A unanimous federal appeals court in Washington, DC has upheld a long-standing ban on federal campaign contributions by government contractors.
The case, Wagner et al. v. Federal Election Commission, was brought by three individuals who, at the time, held personal services or consulting contracts with federal agencies. Under 52 U.S.C. § 30119(a)(1), none of the three were permitted to contribute to candidates for federal office, and all three sought to make contributions in connection with the 2012 elections.
The plaintiffs challenged the statute, which was first enacted in 1940, on both First Amendment and equal protection grounds. They maintained that the prohibition is not narrowly tailored to prevent corruption, noting that federal candidates and officeholders have no direct connection to the awarding of federal contracts, which are usually handled by agency personnel. The plaintiffs also argued that they were denied equal protection because federal employees (as opposed to contractors) may generally make political contributions, as can individual employees of corporate contractors. Moreover, they explained, contractors that are corporations may establish political action committees to do the same.

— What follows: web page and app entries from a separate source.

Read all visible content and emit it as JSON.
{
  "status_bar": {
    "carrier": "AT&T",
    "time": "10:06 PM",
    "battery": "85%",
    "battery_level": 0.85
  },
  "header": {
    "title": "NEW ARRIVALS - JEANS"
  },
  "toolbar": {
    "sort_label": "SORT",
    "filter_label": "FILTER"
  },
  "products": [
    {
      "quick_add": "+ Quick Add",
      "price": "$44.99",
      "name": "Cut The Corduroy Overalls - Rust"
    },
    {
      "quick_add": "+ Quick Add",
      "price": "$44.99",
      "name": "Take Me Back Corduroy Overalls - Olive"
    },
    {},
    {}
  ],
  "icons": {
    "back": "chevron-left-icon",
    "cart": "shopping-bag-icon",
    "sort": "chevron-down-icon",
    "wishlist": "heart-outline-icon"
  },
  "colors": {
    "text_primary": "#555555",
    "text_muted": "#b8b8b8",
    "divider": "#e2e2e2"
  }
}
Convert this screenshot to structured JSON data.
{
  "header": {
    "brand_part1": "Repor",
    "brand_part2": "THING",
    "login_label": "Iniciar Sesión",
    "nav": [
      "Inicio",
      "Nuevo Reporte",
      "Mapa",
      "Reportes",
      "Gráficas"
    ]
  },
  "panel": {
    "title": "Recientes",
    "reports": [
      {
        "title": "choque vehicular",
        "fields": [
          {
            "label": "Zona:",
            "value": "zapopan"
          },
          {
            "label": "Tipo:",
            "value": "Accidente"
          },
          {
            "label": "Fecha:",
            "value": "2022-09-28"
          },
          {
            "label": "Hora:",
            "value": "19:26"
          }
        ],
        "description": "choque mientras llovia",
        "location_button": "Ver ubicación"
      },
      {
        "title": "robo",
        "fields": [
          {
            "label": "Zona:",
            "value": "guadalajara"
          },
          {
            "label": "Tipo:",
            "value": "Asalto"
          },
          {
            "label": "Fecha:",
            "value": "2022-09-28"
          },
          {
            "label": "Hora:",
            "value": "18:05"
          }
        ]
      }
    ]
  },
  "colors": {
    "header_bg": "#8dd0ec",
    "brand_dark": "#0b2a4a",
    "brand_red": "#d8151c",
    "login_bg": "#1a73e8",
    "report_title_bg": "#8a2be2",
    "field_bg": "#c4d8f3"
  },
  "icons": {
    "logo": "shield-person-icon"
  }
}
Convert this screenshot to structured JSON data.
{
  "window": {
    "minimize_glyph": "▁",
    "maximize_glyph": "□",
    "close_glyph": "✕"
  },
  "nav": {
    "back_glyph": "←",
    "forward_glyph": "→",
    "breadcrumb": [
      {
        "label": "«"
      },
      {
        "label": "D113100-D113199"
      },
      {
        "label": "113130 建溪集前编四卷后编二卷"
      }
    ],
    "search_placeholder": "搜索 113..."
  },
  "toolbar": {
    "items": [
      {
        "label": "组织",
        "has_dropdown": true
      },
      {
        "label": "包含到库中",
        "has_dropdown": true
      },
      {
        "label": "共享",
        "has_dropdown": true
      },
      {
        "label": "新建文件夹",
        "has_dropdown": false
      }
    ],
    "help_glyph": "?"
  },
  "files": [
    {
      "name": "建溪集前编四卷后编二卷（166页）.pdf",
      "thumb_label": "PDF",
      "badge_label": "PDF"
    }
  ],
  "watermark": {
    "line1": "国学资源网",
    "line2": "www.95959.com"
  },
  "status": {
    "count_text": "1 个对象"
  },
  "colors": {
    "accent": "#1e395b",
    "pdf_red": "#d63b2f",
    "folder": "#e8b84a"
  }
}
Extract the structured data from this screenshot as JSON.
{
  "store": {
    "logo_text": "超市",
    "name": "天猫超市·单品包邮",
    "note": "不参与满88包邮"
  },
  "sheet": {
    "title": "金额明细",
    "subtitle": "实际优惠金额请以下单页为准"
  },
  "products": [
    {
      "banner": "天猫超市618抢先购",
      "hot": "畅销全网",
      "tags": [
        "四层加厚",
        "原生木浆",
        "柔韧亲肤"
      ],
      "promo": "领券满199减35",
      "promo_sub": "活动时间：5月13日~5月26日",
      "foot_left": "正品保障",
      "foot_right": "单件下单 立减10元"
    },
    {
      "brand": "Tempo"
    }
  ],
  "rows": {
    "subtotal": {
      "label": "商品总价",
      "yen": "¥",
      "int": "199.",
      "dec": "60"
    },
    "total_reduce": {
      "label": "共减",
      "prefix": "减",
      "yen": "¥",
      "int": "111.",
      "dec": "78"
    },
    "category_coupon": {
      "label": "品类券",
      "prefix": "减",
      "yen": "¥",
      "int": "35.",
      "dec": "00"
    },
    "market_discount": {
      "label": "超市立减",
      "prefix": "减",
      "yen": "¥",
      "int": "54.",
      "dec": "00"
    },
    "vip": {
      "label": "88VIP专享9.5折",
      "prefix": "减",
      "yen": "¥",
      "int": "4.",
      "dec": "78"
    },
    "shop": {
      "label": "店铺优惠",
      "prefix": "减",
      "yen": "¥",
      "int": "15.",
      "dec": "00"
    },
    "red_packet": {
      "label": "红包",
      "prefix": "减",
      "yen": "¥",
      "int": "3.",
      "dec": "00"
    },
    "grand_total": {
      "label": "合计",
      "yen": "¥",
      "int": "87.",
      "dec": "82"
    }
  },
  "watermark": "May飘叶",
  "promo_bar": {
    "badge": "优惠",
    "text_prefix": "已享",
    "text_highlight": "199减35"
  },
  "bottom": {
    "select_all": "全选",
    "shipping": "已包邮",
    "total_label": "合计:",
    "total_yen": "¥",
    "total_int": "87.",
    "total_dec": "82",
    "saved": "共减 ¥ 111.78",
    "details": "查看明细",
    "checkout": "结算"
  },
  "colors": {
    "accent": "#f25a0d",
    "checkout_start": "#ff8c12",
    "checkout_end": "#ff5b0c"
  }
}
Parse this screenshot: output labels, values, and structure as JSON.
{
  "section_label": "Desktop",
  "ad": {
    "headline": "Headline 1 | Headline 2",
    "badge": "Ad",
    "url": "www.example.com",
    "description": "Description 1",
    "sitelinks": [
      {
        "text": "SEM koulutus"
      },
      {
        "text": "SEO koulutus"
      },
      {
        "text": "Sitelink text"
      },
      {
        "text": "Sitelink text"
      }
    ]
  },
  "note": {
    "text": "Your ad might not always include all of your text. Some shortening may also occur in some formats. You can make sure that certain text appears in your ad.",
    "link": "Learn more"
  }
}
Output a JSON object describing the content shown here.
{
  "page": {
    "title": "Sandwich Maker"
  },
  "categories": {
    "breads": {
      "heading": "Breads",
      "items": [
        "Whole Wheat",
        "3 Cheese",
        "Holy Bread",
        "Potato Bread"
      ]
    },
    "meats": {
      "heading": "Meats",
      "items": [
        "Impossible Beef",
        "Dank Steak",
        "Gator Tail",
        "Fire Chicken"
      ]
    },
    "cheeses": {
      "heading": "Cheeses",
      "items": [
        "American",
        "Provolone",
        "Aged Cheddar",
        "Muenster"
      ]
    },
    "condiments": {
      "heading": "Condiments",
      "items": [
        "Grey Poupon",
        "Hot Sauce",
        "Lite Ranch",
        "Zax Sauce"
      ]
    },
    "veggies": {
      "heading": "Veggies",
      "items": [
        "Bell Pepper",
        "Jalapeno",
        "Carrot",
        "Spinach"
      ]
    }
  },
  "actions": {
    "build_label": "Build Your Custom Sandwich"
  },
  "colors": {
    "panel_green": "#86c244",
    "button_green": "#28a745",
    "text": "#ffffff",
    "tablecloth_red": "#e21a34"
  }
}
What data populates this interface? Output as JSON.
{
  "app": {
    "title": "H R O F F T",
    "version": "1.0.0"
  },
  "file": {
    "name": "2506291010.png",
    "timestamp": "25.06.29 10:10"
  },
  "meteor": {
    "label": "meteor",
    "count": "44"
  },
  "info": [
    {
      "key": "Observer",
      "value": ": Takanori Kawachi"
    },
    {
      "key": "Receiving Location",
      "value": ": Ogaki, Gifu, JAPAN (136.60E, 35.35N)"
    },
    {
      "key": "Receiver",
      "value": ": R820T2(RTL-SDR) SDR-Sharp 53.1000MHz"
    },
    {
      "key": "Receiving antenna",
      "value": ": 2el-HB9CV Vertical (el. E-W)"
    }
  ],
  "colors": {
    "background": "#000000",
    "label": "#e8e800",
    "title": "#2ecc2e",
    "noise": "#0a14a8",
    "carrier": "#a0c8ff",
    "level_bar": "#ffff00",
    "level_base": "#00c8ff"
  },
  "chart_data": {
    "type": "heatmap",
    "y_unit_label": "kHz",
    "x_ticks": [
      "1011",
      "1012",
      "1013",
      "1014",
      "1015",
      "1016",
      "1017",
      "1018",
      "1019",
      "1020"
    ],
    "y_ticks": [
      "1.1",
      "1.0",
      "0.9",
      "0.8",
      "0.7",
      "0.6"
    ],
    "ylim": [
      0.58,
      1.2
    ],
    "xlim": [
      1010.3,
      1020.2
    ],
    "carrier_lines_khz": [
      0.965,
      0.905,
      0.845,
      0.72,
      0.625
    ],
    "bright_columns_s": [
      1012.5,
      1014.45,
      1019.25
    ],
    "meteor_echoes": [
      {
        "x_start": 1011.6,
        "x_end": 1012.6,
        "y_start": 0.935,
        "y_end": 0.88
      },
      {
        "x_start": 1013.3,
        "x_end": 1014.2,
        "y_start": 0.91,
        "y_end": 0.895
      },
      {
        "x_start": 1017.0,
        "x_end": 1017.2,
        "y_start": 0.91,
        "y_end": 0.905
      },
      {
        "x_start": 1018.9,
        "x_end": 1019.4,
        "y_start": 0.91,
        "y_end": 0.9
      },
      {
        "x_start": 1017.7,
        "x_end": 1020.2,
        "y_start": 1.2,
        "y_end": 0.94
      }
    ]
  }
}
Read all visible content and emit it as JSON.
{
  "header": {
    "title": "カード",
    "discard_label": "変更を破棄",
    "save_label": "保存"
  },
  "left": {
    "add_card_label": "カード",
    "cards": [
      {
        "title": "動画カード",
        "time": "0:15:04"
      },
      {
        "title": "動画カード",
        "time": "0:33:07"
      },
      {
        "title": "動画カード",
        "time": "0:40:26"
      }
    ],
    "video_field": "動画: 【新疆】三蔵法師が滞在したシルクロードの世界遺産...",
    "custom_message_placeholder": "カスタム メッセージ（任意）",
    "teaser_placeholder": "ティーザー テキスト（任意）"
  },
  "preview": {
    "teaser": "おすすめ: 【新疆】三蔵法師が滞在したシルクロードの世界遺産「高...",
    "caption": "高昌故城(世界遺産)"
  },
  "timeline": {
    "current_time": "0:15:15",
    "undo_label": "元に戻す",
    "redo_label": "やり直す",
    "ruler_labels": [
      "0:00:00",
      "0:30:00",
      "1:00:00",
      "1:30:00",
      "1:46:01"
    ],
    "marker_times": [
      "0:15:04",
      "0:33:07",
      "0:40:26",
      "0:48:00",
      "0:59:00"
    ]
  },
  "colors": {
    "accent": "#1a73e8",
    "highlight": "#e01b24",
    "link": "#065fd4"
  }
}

An en banc panel of all 11 judges of the US Court of Appeals for the District of Columbia joined in the July 7 decision, written by Chief Judge Merrick Garland, rejecting the plaintiffs’ claims. The court, noting that individuals and firms continue to test the limits of campaign finance restrictions and citing a series of controversies, concluded that “[t]his experience readily confirms that the government’s fear of the consequences of removing the current ban is not unwarranted.” The court also pointed to the growing number of states with so-called “pay-to-play” laws in support of the fact that “the federal statute is no outlier.”
“Taken together,” Judge Garland wrote, “the record offers every reason to believe that, if the dam barring contributions were broken, more money in exchange for contracts would flow through the same channels already on display.”
The decision was hailed by campaign finance reform advocates, who were cheered by the court’s focus on the potential harms of pay-to-play practices. “This is a major victory for democracy,” said Tara Malloy of the Campaign Legal Center, “and we are pleased to see no dissent on the court in upholding this critical bulwark against corruption and the appearance of corruption in the awarding of government contracts.”
The plaintiffs, on the other hand, may see in the decision an opportunity to seek Supreme Court review. In two landmark decisions in recent years – Citizens United and McCutcheon – the high court has applied a tough standard to other long-standing campaign finance provisions designed to combat corruption, voiding a ban on corporate expenditures as well as an aggregate limit on individual contributions. If the plaintiffs in Wagner appeal, and if the Supreme Court takes the case, it could give the Court a chance to chip away further at political giving restrictions in the law.
In the meantime, it has been suggested that the Wagner decision may prompt President Barack Obama to address contractor contributions through executive action. During his first term in office, the White House prepared a draft executive order that would have required prospective federal contractors to disclose certain political contributions and expenditures made during the preceding two years.
Prior to the 2012 elections, the President declined to issue the proposed executive order, but a coalition of advocacy groups and others launched a campaign earlier this year and wrote to President Obama in February urging the Administration to do so. One of those advocacy groups, Public Citizen, analyzed public data on federal contracts and concluded that at least 70 of the Fortune 100 companies would be covered by the provisions of the proposed executive order.
The draft order includes a disclosure requirement only, and would not impose any restrictions on contributions or expenditures. However, advocates argue that it would shine light on certain corporate contributions not otherwise disclosed. Chief among these are donations to social welfare organizations created under section 501(c)(4) of the tax code which may, under the law, engage in a limited amount of political activity without disclosing their donors. The proponents of the executive order are also concerned about corporate support for so-called super PACs, which are committees organized to make independent expenditures on behalf of or in opposition to candidates (and which do report their donors).
Finally, with respect to these 501(c)(4) groups and super PACs, note that the Wagner court was not forced to address whether the ban on contributions from government contractors extends to such entities, or whether it would be constitutional to do so. The plaintiffs sought only to give to federal candidates and party committees, and the court was therefore not required to address the question of other political contributions and expenditures.
Most super PACs refuse to accept contributions from government contractors, and the DC Circuit’s decision should bolster that stance. However, some particularly ideological groups accepted contractor contributions in 2012, arguing that a ban would be unconstitutional. The practices of 501(c)(4) groups are less clear, because donations to them are not publicly reported.